**EXERCISE**
Some lines hold the string "content". Copy all of them from the material that follows.

====

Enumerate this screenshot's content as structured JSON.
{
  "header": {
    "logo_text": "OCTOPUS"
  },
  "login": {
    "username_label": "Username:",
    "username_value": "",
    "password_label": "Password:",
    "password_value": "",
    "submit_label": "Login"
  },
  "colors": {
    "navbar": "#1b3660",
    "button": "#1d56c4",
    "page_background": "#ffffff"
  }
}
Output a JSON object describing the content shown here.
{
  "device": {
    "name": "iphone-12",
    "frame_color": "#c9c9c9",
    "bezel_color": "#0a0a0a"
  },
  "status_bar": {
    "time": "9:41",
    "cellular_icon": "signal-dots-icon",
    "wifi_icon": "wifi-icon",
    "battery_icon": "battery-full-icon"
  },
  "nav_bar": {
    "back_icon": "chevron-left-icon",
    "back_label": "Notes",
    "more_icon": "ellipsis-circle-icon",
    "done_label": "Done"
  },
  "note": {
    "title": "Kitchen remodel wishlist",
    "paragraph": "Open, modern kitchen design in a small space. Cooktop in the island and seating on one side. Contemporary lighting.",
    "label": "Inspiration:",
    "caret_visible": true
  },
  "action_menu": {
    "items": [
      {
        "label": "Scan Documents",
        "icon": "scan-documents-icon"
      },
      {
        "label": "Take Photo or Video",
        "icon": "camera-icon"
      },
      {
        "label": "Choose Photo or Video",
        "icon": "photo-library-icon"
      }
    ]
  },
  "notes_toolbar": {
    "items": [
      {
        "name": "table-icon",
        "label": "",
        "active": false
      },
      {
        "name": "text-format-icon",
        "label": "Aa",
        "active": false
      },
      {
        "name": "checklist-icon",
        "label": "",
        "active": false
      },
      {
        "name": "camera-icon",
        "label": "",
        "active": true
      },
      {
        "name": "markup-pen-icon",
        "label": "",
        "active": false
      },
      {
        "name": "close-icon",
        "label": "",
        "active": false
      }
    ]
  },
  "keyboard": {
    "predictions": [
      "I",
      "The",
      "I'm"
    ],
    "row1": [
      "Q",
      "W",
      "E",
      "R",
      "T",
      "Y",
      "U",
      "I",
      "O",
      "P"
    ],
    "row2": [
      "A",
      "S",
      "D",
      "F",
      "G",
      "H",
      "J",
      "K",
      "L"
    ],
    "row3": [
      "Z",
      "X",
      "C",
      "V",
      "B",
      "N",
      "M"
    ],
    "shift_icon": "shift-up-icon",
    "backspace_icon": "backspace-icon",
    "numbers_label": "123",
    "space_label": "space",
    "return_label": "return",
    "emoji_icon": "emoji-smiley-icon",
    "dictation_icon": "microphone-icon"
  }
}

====

**ANSWER BOX**
Enumerate this screenshot's content as structured JSON.
Output a JSON object describing the content shown here.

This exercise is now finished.